- [Exercise goal]: The listing, minus its pictures, is to be given again exactly.

- [Records to process]:

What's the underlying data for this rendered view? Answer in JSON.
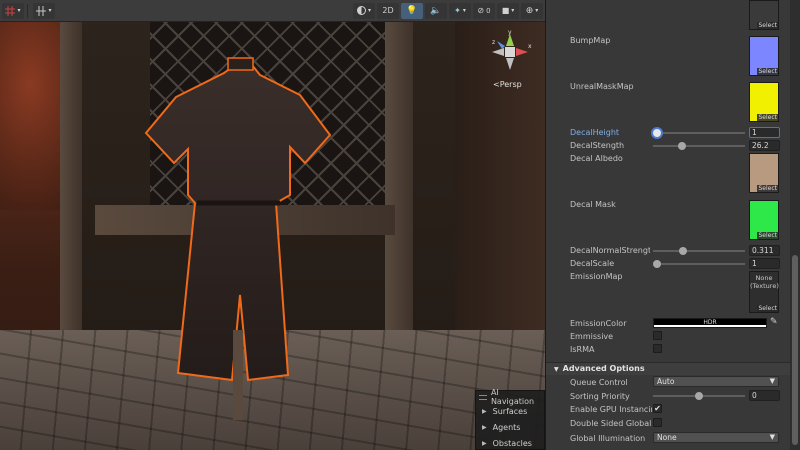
{
  "scene": {
    "toolbar": {
      "mode_2d_label": "2D"
    },
    "persp_label": "<Persp",
    "gizmo_axes": {
      "y": "y",
      "x": "x",
      "z": "z"
    },
    "ai_navigation": {
      "title": "AI Navigation",
      "items": [
        {
          "label": "Surfaces"
        },
        {
          "label": "Agents"
        },
        {
          "label": "Obstacles"
        }
      ]
    }
  },
  "inspector": {
    "select_label": "Select",
    "textures": [
      {
        "label": "BumpMap",
        "color": "#7c86ff"
      },
      {
        "label": "UnrealMaskMap",
        "color": "#f0f000"
      }
    ],
    "decal_height": {
      "label": "DecalHeight",
      "value": "1",
      "slider_fraction": 0.0
    },
    "decal_strength": {
      "label": "DecalStength",
      "value": "26.2",
      "slider_fraction": 0.3
    },
    "decal_albedo": {
      "label": "Decal Albedo",
      "color": "#b89a80"
    },
    "decal_mask": {
      "label": "Decal Mask",
      "color": "#2ee84a"
    },
    "decal_normal_strength": {
      "label": "DecalNormalStrength",
      "display_label": "DecalNormalStrengtl",
      "value": "0.311",
      "slider_fraction": 0.311
    },
    "decal_scale": {
      "label": "DecalScale",
      "value": "1",
      "slider_fraction": 0.0
    },
    "emission_map": {
      "label": "EmissionMap",
      "slot_text_1": "None",
      "slot_text_2": "(Texture)"
    },
    "emission_color": {
      "label": "EmissionColor",
      "hdr_label": "HDR"
    },
    "emmissive": {
      "label": "Emmissive",
      "checked": false
    },
    "is_rma": {
      "label": "IsRMA",
      "checked": false
    },
    "advanced_options": {
      "title": "Advanced Options",
      "queue_control": {
        "label": "Queue Control",
        "value": "Auto"
      },
      "sorting_priority": {
        "label": "Sorting Priority",
        "value": "0",
        "slider_fraction": 0.5
      },
      "gpu_instancing": {
        "label": "Enable GPU Instancing",
        "checked": true,
        "check_glyph": "✔"
      },
      "double_sided": {
        "label": "Double Sided Global Il",
        "checked": false
      },
      "global_illumination": {
        "label": "Global Illumination",
        "value": "None"
      }
    }
  }
}
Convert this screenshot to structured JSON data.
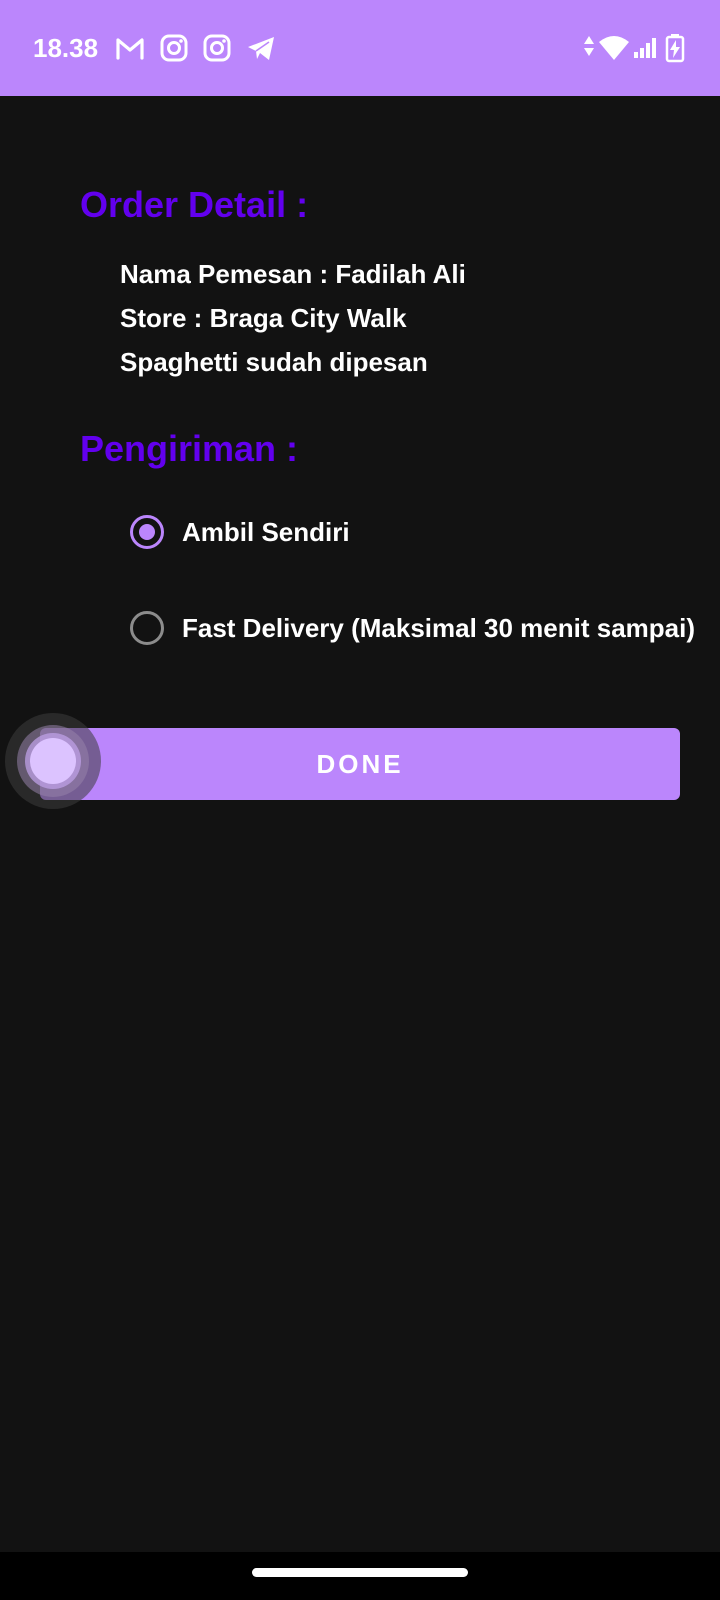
{
  "status_bar": {
    "time": "18.38",
    "left_icons": [
      "gmail-icon",
      "instagram-icon",
      "instagram-icon",
      "telegram-icon"
    ],
    "right_icons": [
      "data-arrows-icon",
      "wifi-icon",
      "signal-icon",
      "battery-charging-icon"
    ],
    "background_color": "#bb86fc"
  },
  "order_detail": {
    "heading": "Order Detail :",
    "lines": [
      "Nama Pemesan : Fadilah Ali",
      "Store : Braga City Walk",
      "Spaghetti sudah dipesan"
    ]
  },
  "delivery": {
    "heading": "Pengiriman :",
    "options": [
      {
        "label": "Ambil Sendiri",
        "selected": true
      },
      {
        "label": "Fast Delivery (Maksimal 30 menit sampai)",
        "selected": false
      }
    ]
  },
  "done_button": {
    "label": "DONE"
  },
  "colors": {
    "background": "#121212",
    "accent": "#bb86fc",
    "heading": "#6200ee",
    "text": "#ffffff",
    "radio_unselected": "#8c8c8c"
  }
}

- [Exercise output]:
What's the underlying data for this rendered view? Answer in JSON.
{
  "scene": {
    "toolbar": {
      "mode_2d_label": "2D"
    },
    "persp_label": "<Persp",
    "gizmo_axes": {
      "y": "y",
      "x": "x",
      "z": "z"
    },
    "ai_navigation": {
      "title": "AI Navigation",
      "items": [
        {
          "label": "Surfaces"
        },
        {
          "label": "Agents"
        },
        {
          "label": "Obstacles"
        }
      ]
    }
  },
  "inspector": {
    "select_label": "Select",
    "textures": [
      {
        "label": "BumpMap",
        "color": "#7c86ff"
      },
      {
        "label": "UnrealMaskMap",
        "color": "#f0f000"
      }
    ],
    "decal_height": {
      "label": "DecalHeight",
      "value": "1",
      "slider_fraction": 0.0
    },
    "decal_strength": {
      "label": "DecalStength",
      "value": "26.2",
      "slider_fraction": 0.3
    },
    "decal_albedo": {
      "label": "Decal Albedo",
      "color": "#b89a80"
    },
    "decal_mask": {
      "label": "Decal Mask",
      "color": "#2ee84a"
    },
    "decal_normal_strength": {
      "label": "DecalNormalStrength",
      "display_label": "DecalNormalStrengtl",
      "value": "0.311",
      "slider_fraction": 0.311
    },
    "decal_scale": {
      "label": "DecalScale",
      "value": "1",
      "slider_fraction": 0.0
    },
    "emission_map": {
      "label": "EmissionMap",
      "slot_text_1": "None",
      "slot_text_2": "(Texture)"
    },
    "emission_color": {
      "label": "EmissionColor",
      "hdr_label": "HDR"
    },
    "emmissive": {
      "label": "Emmissive",
      "checked": false
    },
    "is_rma": {
      "label": "IsRMA",
      "checked": false
    },
    "advanced_options": {
      "title": "Advanced Options",
      "queue_control": {
        "label": "Queue Control",
        "value": "Auto"
      },
      "sorting_priority": {
        "label": "Sorting Priority",
        "value": "0",
        "slider_fraction": 0.5
      },
      "gpu_instancing": {
        "label": "Enable GPU Instancing",
        "checked": true,
        "check_glyph": "✔"
      },
      "double_sided": {
        "label": "Double Sided Global Il",
        "checked": false
      },
      "global_illumination": {
        "label": "Global Illumination",
        "value": "None"
      }
    }
  }
}
Convert this screenshot to structured JSON data.
{
  "status_bar": {
    "time": "18.38",
    "left_icons": [
      "gmail-icon",
      "instagram-icon",
      "instagram-icon",
      "telegram-icon"
    ],
    "right_icons": [
      "data-arrows-icon",
      "wifi-icon",
      "signal-icon",
      "battery-charging-icon"
    ],
    "background_color": "#bb86fc"
  },
  "order_detail": {
    "heading": "Order Detail :",
    "lines": [
      "Nama Pemesan : Fadilah Ali",
      "Store : Braga City Walk",
      "Spaghetti sudah dipesan"
    ]
  },
  "delivery": {
    "heading": "Pengiriman :",
    "options": [
      {
        "label": "Ambil Sendiri",
        "selected": true
      },
      {
        "label": "Fast Delivery (Maksimal 30 menit sampai)",
        "selected": false
      }
    ]
  },
  "done_button": {
    "label": "DONE"
  },
  "colors": {
    "background": "#121212",
    "accent": "#bb86fc",
    "heading": "#6200ee",
    "text": "#ffffff",
    "radio_unselected": "#8c8c8c"
  }
}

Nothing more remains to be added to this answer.